Longtime AWC official Lynn La Brie retiring
By Sarah Womer, Yuma Sun staff writer | Posted: Sunday, August 10, 2014 4:24 pm
Lynn La Brie
Five job titles, five office locations, five college logos, and four college presidents later, Lynn La Brie is retiring as the Dean of Continuing Education at Arizona Western College’s Entrepreneurial Center, after almost 30 years.
La Brie, 83, started with the college in 1985, during an era of the Apple IIe computer, floppy disk and slide projector. She will now be retiring at the end of August, during the age of Dell computers, CDs, DVDs, PowerPoints, ceiling projectors, Facebook and Twitter.
“For an old-timer like me, it’s almost gone too far in that direction of social media,” she added with a laugh.
La Brie said that “change” is definitely a word she would use to characterize her almost three decades with the college, along with words like “innovation” and “partnerships.”
Over the years of her career, she has worked to create a number of job training and educational programs that have led to successful employment opportunities in the community. In order to do that, however, she noted that Continuing Education staff members at the AWC Entrepreneurial Center, 1351 S. Redondo Center Dr., are regularly looking at the way they do things to best accommodate both their student population and the business community.
“We’re constantly addressing change as far as what the needs are in the community, and that’s a challenge,” she said, noting however that one of the things that has never changed is their center’s mission to create opportunities for students to prevent them from dropping out of school.
La Brie explained that the college’s career center has been innovative in the sense that they are able to operate like a business and they don’t have to “jump through any bureaucratic hoops.”
She added that they also respond to what businesses need through their many partnerships.
“We have a reputation to maintain, and the community expects that if they contact us for something, we will respond,” said La Brie.
Their focus at the center is now also shifting to getting higher-level skill programs for students as to also attract higher-paying industries to the area.
Some of the highlights of La Brie’s career include writing and negotiating U.S. Department of Labor JTPA (Job Training Partnership Act) and WIA (Workforce Investment ACT) grants as well as Department of Economic Security grants – all of which generated additional funding and/or resources for the college.
She also collaborated with the City of Yuma to manage a Housing and Urban Development grant for the redevelopment of a low-income neighborhood, of which students in building trades program helped to build five homes. “Several of those students have gone on and formed their own contracting businesses.
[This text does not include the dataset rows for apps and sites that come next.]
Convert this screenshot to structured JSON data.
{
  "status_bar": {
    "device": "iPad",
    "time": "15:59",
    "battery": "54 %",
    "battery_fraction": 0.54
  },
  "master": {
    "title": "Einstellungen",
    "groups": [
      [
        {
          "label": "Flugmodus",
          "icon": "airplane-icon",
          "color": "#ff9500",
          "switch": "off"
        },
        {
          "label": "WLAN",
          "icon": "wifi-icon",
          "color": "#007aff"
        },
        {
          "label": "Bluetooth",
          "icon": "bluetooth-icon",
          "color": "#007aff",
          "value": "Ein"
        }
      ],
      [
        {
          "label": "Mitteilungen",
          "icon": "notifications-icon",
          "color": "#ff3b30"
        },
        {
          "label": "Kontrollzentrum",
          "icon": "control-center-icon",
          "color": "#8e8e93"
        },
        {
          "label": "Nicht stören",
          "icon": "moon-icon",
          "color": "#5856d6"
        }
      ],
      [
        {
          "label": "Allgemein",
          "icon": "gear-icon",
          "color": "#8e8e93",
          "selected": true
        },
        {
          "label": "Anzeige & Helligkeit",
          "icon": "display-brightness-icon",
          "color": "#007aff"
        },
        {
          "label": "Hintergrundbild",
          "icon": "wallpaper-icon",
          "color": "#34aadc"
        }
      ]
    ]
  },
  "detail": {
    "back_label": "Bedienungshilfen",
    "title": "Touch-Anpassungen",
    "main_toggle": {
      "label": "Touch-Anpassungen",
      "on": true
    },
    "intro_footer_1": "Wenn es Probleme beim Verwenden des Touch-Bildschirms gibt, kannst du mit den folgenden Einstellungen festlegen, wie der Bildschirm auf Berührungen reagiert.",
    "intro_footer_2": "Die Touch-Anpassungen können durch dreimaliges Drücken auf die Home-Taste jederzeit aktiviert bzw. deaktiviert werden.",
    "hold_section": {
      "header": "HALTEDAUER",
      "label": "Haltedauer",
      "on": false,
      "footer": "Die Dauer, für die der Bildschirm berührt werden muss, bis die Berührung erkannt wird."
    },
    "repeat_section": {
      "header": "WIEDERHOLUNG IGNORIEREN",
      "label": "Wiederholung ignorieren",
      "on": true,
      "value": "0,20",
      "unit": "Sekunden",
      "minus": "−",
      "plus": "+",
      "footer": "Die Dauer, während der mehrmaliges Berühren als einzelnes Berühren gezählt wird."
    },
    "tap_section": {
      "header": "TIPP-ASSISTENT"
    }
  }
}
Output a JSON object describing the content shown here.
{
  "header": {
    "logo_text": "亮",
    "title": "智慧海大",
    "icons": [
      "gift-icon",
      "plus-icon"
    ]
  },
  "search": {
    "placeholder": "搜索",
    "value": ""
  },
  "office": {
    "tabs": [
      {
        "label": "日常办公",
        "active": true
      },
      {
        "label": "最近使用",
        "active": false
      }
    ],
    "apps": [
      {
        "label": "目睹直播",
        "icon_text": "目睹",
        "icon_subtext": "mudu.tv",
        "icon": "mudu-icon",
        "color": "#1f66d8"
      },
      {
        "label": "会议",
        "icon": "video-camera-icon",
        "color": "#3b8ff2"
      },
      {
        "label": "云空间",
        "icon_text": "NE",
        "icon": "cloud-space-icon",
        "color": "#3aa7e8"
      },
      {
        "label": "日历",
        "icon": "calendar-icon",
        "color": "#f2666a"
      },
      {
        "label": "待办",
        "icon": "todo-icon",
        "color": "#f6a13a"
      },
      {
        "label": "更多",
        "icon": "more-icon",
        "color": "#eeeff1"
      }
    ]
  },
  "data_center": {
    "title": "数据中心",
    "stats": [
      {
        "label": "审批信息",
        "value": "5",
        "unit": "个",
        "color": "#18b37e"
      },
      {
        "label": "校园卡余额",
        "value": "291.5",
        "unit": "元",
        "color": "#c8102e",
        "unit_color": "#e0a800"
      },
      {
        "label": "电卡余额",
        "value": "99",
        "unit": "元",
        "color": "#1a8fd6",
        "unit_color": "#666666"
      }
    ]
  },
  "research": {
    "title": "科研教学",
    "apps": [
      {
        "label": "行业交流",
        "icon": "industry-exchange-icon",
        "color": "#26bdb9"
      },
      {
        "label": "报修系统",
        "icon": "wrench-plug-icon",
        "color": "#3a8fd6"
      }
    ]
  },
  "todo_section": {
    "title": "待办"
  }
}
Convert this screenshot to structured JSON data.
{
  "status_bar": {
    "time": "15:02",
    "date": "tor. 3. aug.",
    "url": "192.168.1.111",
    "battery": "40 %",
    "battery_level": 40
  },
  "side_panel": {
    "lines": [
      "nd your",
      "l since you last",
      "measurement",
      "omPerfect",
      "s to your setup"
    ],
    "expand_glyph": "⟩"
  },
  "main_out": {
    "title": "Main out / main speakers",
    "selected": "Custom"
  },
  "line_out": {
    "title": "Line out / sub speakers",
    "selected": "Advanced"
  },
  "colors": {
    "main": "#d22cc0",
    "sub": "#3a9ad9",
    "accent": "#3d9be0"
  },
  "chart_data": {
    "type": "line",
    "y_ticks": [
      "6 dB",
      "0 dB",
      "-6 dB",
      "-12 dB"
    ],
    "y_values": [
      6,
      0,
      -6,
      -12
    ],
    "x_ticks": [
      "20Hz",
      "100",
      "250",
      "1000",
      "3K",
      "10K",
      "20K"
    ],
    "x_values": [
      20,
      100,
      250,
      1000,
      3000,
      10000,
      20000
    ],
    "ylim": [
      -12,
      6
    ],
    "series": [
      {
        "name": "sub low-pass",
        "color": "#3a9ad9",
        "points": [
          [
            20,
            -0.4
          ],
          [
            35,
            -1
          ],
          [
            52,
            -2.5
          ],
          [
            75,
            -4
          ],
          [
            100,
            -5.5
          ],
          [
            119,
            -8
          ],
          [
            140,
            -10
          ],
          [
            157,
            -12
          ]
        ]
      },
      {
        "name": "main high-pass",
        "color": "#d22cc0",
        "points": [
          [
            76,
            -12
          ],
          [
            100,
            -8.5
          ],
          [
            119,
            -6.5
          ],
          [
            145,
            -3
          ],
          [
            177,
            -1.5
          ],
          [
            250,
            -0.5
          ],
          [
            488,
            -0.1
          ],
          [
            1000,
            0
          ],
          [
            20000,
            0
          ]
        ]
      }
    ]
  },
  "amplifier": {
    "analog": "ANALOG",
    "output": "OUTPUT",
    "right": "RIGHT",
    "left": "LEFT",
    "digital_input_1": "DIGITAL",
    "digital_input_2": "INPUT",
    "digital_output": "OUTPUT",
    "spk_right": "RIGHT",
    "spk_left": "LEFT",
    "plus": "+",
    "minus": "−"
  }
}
We can see people who have gone on to college, got jobs.”
The Yuma Rotary Club, Yuma County Chamber of Commerce, Yuma Technology Consortium, Greater Yuma Economic Development Corporation, United Way, and National Council for Occupational Education are just a few examples of boards and organizations that she has been a part of over the years.
A fourth-generation Yuman, La Brie now plans to compile her years of family and historical research into books upon her retirement – a project she’s already put a lot of work into over the last 30 years.
“I have taped interviews of people that graduated from Yuma High when it was at the old Prison Hill that are long gone now… I’m intrigued by all that,” she said.
“You have to stay active in doing something, even if your bones don’t feel like it, something you feel like you need to do, that the world is waiting for you to do.”
As a “lifelong learner,” she said that she hopes to enroll in some college courses as well when she retires.
“I’m going to be busy,” she said about retirement. “I’ve always been busy, but maybe I’ll take more naps. I take a 20-minute nap at noon every day – no apologies.”